** TRY IT **
From first line to last, the records below are to be duplicated exactly.

[Web page and app entries]

··········

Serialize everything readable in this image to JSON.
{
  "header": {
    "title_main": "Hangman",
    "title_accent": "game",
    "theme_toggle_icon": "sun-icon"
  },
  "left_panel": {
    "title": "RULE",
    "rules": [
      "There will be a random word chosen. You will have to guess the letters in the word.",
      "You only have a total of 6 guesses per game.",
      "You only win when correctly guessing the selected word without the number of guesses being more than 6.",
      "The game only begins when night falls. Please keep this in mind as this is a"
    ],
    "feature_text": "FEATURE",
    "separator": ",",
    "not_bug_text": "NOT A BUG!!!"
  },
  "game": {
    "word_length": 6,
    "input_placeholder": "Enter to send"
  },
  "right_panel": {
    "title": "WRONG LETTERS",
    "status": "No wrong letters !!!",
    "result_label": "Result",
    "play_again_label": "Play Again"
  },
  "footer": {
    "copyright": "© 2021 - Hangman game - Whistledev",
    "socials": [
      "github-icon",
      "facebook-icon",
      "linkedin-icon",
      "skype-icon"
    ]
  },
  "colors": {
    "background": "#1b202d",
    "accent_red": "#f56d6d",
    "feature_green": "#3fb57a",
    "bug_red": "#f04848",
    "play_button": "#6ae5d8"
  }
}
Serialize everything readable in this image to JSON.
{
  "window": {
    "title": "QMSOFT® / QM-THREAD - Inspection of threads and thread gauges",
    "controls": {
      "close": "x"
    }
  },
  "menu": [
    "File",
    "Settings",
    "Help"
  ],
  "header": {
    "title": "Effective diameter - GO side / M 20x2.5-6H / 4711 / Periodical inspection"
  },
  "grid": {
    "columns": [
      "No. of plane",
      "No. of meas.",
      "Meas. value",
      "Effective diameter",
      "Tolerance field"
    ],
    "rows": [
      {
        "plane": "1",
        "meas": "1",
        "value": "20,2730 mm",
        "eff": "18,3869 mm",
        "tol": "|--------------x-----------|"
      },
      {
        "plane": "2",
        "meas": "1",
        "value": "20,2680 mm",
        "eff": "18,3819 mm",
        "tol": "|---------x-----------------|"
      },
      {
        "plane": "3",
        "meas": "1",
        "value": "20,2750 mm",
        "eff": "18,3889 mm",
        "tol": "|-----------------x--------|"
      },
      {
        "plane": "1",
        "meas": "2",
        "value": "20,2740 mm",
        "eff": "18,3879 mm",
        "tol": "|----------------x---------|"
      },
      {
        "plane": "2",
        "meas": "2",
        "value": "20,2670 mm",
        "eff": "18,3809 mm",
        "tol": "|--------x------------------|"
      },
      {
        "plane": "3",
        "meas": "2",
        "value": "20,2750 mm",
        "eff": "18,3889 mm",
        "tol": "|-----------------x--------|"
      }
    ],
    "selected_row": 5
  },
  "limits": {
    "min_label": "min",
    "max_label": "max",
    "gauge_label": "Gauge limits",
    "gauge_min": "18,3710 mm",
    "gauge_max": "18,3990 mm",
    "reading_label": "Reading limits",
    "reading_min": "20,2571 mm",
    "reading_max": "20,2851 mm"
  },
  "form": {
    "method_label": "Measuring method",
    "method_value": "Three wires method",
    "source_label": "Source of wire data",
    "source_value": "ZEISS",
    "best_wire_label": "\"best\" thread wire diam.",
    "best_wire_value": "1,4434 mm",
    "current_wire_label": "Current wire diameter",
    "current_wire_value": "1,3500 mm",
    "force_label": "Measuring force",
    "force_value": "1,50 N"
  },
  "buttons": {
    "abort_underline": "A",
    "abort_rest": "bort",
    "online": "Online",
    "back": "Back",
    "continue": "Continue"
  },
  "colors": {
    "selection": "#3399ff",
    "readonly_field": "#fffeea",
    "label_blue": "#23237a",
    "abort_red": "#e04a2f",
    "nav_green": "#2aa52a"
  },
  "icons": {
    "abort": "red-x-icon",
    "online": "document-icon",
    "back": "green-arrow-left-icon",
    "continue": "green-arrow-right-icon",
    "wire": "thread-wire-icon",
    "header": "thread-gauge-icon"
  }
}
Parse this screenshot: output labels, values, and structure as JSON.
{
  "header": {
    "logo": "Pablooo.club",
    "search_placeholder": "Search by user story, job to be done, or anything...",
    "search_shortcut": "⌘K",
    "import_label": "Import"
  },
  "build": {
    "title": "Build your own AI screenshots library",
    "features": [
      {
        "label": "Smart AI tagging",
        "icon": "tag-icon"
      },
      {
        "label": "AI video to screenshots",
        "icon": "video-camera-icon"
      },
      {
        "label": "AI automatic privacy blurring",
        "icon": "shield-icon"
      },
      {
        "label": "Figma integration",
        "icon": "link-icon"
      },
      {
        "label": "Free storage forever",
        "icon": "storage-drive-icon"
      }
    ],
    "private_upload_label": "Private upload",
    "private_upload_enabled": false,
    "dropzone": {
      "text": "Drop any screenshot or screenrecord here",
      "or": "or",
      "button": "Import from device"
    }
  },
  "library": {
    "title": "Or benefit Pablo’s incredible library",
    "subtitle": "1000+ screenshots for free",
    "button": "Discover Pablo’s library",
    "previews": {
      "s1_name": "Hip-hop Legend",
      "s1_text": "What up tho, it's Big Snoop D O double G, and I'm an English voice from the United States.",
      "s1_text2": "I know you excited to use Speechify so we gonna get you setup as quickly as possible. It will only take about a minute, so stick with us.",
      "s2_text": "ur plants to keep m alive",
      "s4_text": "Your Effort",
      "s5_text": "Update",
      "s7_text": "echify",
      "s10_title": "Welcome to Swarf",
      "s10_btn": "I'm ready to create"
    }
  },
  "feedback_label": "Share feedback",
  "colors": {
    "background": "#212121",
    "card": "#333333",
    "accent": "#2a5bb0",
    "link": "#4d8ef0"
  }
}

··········

** EXERCISE RESULT **
Serialize everything readable in this image to JSON.
{
  "header": {
    "title_main": "Hangman",
    "title_accent": "game",
    "theme_toggle_icon": "sun-icon"
  },
  "left_panel": {
    "title": "RULE",
    "rules": [
      "There will be a random word chosen. You will have to guess the letters in the word.",
      "You only have a total of 6 guesses per game.",
      "You only win when correctly guessing the selected word without the number of guesses being more than 6.",
      "The game only begins when night falls. Please keep this in mind as this is a"
    ],
    "feature_text": "FEATURE",
    "separator": ",",
    "not_bug_text": "NOT A BUG!!!"
  },
  "game": {
    "word_length": 6,
    "input_placeholder": "Enter to send"
  },
  "right_panel": {
    "title": "WRONG LETTERS",
    "status": "No wrong letters !!!",
    "result_label": "Result",
    "play_again_label": "Play Again"
  },
  "footer": {
    "copyright": "© 2021 - Hangman game - Whistledev",
    "socials": [
      "github-icon",
      "facebook-icon",
      "linkedin-icon",
      "skype-icon"
    ]
  },
  "colors": {
    "background": "#1b202d",
    "accent_red": "#f56d6d",
    "feature_green": "#3fb57a",
    "bug_red": "#f04848",
    "play_button": "#6ae5d8"
  }
}
Serialize everything readable in this image to JSON.
{
  "window": {
    "title": "QMSOFT® / QM-THREAD - Inspection of threads and thread gauges",
    "controls": {
      "close": "x"
    }
  },
  "menu": [
    "File",
    "Settings",
    "Help"
  ],
  "header": {
    "title": "Effective diameter - GO side / M 20x2.5-6H / 4711 / Periodical inspection"
  },
  "grid": {
    "columns": [
      "No. of plane",
      "No. of meas.",
      "Meas. value",
      "Effective diameter",
      "Tolerance field"
    ],
    "rows": [
      {
        "plane": "1",
        "meas": "1",
        "value": "20,2730 mm",
        "eff": "18,3869 mm",
        "tol": "|--------------x-----------|"
      },
      {
        "plane": "2",
        "meas": "1",
        "value": "20,2680 mm",
        "eff": "18,3819 mm",
        "tol": "|---------x-----------------|"
      },
      {
        "plane": "3",
        "meas": "1",
        "value": "20,2750 mm",
        "eff": "18,3889 mm",
        "tol": "|-----------------x--------|"
      },
      {
        "plane": "1",
        "meas": "2",
        "value": "20,2740 mm",
        "eff": "18,3879 mm",
        "tol": "|----------------x---------|"
      },
      {
        "plane": "2",
        "meas": "2",
        "value": "20,2670 mm",
        "eff": "18,3809 mm",
        "tol": "|--------x------------------|"
      },
      {
        "plane": "3",
        "meas": "2",
        "value": "20,2750 mm",
        "eff": "18,3889 mm",
        "tol": "|-----------------x--------|"
      }
    ],
    "selected_row": 5
  },
  "limits": {
    "min_label": "min",
    "max_label": "max",
    "gauge_label": "Gauge limits",
    "gauge_min": "18,3710 mm",
    "gauge_max": "18,3990 mm",
    "reading_label": "Reading limits",
    "reading_min": "20,2571 mm",
    "reading_max": "20,2851 mm"
  },
  "form": {
    "method_label": "Measuring method",
    "method_value": "Three wires method",
    "source_label": "Source of wire data",
    "source_value": "ZEISS",
    "best_wire_label": "\"best\" thread wire diam.",
    "best_wire_value": "1,4434 mm",
    "current_wire_label": "Current wire diameter",
    "current_wire_value": "1,3500 mm",
    "force_label": "Measuring force",
    "force_value": "1,50 N"
  },
  "buttons": {
    "abort_underline": "A",
    "abort_rest": "bort",
    "online": "Online",
    "back": "Back",
    "continue": "Continue"
  },
  "colors": {
    "selection": "#3399ff",
    "readonly_field": "#fffeea",
    "label_blue": "#23237a",
    "abort_red": "#e04a2f",
    "nav_green": "#2aa52a"
  },
  "icons": {
    "abort": "red-x-icon",
    "online": "document-icon",
    "back": "green-arrow-left-icon",
    "continue": "green-arrow-right-icon",
    "wire": "thread-wire-icon",
    "header": "thread-gauge-icon"
  }
}
Parse this screenshot: output labels, values, and structure as JSON.
{
  "header": {
    "logo": "Pablooo.club",
    "search_placeholder": "Search by user story, job to be done, or anything...",
    "search_shortcut": "⌘K",
    "import_label": "Import"
  },
  "build": {
    "title": "Build your own AI screenshots library",
    "features": [
      {
        "label": "Smart AI tagging",
        "icon": "tag-icon"
      },
      {
        "label": "AI video to screenshots",
        "icon": "video-camera-icon"
      },
      {
        "label": "AI automatic privacy blurring",
        "icon": "shield-icon"
      },
      {
        "label": "Figma integration",
        "icon": "link-icon"
      },
      {
        "label": "Free storage forever",
        "icon": "storage-drive-icon"
      }
    ],
    "private_upload_label": "Private upload",
    "private_upload_enabled": false,
    "dropzone": {
      "text": "Drop any screenshot or screenrecord here",
      "or": "or",
      "button": "Import from device"
    }
  },
  "library": {
    "title": "Or benefit Pablo’s incredible library",
    "subtitle": "1000+ screenshots for free",
    "button": "Discover Pablo’s library",
    "previews": {
      "s1_name": "Hip-hop Legend",
      "s1_text": "What up tho, it's Big Snoop D O double G, and I'm an English voice from the United States.",
      "s1_text2": "I know you excited to use Speechify so we gonna get you setup as quickly as possible. It will only take about a minute, so stick with us.",
      "s2_text": "ur plants to keep m alive",
      "s4_text": "Your Effort",
      "s5_text": "Update",
      "s7_text": "echify",
      "s10_title": "Welcome to Swarf",
      "s10_btn": "I'm ready to create"
    }
  },
  "feedback_label": "Share feedback",
  "colors": {
    "background": "#212121",
    "card": "#333333",
    "accent": "#2a5bb0",
    "link": "#4d8ef0"
  }
}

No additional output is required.